• _Problem description_: Could you state how many lines of the material hold "fields"? Include nothing beyond the number.
--- Provided records Enclosed Below ---
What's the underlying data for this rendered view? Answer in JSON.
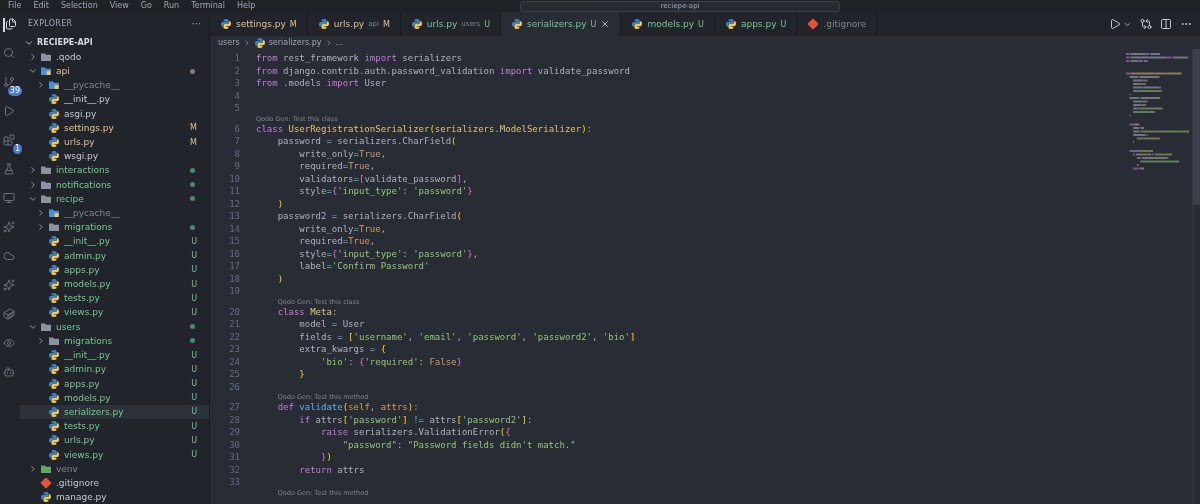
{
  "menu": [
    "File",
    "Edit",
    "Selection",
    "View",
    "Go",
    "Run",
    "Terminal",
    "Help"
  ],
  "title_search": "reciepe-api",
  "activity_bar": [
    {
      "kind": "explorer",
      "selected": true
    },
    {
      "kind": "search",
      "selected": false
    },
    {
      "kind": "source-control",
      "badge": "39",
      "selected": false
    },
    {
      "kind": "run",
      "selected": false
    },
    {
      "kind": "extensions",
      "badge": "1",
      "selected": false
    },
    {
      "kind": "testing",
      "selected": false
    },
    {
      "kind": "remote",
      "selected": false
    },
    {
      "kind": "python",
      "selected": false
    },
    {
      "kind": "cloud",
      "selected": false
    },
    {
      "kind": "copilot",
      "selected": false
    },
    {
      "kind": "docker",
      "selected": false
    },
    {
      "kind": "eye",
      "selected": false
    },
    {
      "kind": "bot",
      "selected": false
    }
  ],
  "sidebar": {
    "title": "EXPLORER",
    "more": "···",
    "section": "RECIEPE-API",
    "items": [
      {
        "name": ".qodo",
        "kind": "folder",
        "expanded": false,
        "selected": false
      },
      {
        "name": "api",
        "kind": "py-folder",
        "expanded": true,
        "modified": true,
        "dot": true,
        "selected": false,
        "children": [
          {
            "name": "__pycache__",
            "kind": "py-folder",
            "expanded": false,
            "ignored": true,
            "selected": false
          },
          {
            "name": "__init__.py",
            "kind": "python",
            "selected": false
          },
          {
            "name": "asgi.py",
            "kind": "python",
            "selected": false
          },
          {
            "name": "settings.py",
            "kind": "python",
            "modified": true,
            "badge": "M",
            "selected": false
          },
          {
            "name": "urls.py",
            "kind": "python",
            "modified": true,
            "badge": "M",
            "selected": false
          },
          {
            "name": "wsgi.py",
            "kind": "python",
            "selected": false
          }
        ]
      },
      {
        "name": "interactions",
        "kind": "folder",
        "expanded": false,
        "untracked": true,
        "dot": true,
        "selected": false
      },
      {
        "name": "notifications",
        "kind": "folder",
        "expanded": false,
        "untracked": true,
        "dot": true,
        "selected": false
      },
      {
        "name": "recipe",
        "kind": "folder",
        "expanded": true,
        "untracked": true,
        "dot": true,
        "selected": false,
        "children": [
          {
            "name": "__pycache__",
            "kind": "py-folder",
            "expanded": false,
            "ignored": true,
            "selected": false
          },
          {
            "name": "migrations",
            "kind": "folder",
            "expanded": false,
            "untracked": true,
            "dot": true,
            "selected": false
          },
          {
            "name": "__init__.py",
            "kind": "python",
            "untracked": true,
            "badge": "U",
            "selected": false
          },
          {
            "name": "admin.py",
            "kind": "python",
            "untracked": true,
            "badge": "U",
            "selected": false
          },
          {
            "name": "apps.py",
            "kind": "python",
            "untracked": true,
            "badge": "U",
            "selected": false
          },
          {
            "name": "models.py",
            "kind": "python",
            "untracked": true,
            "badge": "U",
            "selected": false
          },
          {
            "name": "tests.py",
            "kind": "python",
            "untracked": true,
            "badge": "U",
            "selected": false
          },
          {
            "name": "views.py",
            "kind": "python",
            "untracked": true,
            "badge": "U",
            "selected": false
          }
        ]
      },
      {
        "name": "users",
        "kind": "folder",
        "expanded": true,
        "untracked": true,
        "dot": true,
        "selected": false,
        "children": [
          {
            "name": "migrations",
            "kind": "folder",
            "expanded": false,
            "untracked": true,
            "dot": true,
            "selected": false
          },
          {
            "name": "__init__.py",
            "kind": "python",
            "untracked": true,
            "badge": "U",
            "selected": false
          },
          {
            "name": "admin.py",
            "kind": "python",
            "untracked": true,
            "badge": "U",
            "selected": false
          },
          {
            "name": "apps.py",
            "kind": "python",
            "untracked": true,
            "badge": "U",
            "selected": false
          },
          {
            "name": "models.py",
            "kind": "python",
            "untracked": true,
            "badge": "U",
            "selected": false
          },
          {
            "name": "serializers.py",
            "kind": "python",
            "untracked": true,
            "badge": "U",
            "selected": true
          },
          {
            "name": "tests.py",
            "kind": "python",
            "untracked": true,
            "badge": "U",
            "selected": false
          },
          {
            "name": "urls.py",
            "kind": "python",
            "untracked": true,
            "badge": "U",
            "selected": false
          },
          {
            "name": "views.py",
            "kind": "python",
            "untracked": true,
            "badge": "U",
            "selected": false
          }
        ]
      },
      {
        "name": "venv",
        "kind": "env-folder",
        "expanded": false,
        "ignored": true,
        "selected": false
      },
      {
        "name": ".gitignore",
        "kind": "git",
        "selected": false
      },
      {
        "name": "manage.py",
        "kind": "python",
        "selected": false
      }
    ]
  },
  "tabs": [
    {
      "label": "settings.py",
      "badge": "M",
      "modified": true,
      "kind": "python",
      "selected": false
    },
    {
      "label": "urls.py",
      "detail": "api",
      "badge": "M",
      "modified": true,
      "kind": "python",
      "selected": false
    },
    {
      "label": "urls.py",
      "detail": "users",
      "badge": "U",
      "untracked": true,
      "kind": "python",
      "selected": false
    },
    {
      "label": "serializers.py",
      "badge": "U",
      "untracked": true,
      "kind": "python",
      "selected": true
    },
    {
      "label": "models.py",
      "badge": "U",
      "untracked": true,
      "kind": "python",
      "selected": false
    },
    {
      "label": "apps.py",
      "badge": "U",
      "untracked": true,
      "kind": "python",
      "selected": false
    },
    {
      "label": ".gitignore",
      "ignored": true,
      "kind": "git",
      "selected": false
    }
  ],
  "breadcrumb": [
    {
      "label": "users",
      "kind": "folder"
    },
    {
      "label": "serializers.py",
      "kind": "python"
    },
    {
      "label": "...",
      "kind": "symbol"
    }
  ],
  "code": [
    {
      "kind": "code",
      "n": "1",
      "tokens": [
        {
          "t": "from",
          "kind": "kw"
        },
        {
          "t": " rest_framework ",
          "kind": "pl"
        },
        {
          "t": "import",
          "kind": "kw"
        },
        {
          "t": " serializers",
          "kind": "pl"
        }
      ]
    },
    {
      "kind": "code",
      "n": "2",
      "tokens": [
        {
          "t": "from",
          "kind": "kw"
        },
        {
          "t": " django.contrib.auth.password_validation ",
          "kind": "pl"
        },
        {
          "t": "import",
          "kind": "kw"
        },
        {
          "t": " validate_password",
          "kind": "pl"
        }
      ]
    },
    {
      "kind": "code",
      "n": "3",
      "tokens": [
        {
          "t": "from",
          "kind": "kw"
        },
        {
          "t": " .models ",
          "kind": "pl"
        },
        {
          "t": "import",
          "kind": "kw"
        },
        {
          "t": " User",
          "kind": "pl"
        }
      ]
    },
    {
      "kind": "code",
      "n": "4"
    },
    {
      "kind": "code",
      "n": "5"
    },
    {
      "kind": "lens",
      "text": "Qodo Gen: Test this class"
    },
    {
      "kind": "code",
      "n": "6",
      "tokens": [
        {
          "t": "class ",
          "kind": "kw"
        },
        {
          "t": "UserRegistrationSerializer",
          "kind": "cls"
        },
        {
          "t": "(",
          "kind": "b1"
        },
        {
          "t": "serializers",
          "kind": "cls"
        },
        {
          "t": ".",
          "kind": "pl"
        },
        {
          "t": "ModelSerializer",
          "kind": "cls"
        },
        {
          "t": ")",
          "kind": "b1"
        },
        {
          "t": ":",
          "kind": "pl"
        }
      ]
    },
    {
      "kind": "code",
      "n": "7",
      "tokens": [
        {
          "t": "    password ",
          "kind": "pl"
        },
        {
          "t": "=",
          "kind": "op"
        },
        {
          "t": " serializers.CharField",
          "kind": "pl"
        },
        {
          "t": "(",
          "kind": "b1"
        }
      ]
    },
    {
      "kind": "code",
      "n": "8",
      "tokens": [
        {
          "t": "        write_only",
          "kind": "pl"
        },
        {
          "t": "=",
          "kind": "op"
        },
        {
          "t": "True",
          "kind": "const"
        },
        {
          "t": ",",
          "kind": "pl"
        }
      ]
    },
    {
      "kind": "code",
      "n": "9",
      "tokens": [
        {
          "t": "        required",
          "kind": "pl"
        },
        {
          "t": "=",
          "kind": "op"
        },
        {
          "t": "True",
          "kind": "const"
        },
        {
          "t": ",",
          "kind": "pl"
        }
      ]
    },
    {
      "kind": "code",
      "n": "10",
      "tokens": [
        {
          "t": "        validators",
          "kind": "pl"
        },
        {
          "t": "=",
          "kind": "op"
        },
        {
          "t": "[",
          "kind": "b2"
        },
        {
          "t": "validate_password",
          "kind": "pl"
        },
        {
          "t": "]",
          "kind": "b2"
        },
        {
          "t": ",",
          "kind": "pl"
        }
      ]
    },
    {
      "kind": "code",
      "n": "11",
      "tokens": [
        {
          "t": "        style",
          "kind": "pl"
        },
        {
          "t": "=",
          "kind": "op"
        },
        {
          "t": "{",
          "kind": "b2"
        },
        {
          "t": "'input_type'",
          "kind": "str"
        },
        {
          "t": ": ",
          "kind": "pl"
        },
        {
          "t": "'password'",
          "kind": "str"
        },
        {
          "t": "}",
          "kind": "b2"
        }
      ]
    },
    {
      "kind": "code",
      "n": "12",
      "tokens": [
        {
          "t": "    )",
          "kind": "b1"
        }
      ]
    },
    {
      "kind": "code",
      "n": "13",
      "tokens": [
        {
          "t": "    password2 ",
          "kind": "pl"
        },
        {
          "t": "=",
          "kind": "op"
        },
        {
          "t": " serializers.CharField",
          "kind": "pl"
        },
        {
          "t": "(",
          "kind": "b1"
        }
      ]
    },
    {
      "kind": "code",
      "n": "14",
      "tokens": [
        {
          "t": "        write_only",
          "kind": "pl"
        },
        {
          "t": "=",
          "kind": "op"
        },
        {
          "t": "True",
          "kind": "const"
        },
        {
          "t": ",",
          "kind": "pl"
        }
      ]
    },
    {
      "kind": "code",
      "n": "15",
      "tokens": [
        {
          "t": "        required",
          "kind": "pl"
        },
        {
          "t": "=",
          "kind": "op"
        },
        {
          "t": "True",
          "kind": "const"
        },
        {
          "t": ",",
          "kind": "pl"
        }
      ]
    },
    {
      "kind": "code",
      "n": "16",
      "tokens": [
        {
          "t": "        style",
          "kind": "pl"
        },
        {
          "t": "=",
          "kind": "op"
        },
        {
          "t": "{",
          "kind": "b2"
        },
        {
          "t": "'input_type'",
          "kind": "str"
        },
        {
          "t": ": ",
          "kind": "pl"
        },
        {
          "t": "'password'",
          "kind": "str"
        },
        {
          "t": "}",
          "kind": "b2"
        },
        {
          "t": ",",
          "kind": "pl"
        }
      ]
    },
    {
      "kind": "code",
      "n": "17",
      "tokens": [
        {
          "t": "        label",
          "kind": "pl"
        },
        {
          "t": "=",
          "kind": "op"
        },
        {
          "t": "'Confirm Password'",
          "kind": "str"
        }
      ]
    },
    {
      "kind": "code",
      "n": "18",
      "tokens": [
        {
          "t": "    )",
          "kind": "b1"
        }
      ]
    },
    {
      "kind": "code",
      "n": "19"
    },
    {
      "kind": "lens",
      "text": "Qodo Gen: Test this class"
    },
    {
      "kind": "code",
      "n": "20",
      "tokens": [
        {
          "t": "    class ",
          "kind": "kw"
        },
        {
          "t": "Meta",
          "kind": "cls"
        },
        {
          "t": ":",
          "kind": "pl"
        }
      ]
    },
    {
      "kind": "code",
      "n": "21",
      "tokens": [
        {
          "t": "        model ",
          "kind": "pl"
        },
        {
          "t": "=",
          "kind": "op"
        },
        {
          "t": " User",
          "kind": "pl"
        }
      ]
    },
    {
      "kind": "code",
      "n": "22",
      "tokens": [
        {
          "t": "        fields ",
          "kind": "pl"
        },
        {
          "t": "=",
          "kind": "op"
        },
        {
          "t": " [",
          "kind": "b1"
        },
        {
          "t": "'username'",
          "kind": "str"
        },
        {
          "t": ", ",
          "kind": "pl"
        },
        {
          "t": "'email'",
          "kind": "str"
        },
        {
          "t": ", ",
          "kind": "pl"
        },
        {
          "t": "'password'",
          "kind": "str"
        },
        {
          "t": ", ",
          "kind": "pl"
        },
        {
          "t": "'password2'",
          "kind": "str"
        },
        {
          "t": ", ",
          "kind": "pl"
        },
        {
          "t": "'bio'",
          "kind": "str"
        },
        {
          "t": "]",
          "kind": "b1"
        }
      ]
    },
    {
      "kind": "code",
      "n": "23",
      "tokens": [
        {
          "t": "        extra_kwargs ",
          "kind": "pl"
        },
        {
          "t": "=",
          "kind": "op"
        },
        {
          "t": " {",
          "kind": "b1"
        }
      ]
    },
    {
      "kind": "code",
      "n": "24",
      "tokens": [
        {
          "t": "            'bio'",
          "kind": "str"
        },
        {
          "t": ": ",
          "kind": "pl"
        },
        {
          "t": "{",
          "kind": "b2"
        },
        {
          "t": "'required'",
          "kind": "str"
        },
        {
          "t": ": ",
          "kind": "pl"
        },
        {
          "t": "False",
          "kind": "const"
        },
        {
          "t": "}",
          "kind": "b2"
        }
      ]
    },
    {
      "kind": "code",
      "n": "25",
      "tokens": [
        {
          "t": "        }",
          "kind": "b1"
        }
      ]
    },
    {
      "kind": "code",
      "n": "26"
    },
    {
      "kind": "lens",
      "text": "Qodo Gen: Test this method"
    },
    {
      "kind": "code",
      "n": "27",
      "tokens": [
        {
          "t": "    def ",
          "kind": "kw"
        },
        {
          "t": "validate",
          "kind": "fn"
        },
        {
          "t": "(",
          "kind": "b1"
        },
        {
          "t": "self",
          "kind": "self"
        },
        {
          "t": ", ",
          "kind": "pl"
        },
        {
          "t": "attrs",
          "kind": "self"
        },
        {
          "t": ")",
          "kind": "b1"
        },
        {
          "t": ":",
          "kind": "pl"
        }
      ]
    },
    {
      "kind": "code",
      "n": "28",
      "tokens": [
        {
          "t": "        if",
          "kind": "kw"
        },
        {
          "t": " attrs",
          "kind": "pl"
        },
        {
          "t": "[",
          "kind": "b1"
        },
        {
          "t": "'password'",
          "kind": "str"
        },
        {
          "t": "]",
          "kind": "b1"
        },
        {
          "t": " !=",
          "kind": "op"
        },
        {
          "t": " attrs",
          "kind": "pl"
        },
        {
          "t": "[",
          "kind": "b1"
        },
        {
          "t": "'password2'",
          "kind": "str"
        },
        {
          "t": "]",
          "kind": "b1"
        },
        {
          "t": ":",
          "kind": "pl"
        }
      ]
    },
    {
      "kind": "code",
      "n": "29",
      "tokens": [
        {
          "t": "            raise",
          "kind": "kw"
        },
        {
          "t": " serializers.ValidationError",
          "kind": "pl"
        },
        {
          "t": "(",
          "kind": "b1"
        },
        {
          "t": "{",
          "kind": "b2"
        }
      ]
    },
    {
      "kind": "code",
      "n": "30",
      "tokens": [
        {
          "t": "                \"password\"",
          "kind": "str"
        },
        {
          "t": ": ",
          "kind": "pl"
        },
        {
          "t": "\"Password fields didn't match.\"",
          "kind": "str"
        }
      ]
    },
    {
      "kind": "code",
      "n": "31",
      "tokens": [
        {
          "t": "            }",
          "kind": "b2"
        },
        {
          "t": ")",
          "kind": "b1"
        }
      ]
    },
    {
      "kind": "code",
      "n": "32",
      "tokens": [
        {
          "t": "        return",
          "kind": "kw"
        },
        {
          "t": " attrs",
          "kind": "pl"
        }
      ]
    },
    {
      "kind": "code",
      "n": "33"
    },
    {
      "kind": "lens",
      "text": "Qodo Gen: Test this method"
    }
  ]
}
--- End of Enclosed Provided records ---
• _Answer to the problem_: 2